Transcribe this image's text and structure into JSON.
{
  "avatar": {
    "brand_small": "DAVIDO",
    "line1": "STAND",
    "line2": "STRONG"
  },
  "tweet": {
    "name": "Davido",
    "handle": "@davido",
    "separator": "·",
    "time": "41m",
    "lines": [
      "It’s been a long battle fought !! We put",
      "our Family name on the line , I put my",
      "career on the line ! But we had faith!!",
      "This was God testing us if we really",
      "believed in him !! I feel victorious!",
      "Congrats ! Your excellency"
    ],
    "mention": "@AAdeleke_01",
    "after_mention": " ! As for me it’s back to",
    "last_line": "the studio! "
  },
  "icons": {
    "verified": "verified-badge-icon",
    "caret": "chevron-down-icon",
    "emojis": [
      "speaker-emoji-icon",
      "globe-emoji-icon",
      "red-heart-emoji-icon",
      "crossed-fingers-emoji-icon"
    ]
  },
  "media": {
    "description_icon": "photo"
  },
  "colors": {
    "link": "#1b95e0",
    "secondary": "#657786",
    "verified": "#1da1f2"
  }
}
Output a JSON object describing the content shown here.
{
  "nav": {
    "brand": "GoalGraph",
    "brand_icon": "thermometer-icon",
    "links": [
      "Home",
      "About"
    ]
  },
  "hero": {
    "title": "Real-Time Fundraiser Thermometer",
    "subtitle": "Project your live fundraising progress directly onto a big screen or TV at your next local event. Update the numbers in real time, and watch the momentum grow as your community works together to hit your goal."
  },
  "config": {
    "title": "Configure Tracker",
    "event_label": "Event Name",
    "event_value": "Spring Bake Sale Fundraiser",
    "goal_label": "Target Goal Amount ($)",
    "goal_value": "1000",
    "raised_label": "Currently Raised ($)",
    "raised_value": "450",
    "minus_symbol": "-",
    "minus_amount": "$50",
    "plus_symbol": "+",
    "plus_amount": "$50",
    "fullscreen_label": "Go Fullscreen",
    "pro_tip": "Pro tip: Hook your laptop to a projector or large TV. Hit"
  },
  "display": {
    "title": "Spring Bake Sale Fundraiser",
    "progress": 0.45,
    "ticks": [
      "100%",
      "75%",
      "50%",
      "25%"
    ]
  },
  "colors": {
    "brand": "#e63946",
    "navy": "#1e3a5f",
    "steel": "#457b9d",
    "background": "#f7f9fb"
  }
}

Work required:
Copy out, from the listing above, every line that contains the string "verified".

Response to this exercise:
    "verified": "verified-badge-icon",
    "verified": "#1da1f2"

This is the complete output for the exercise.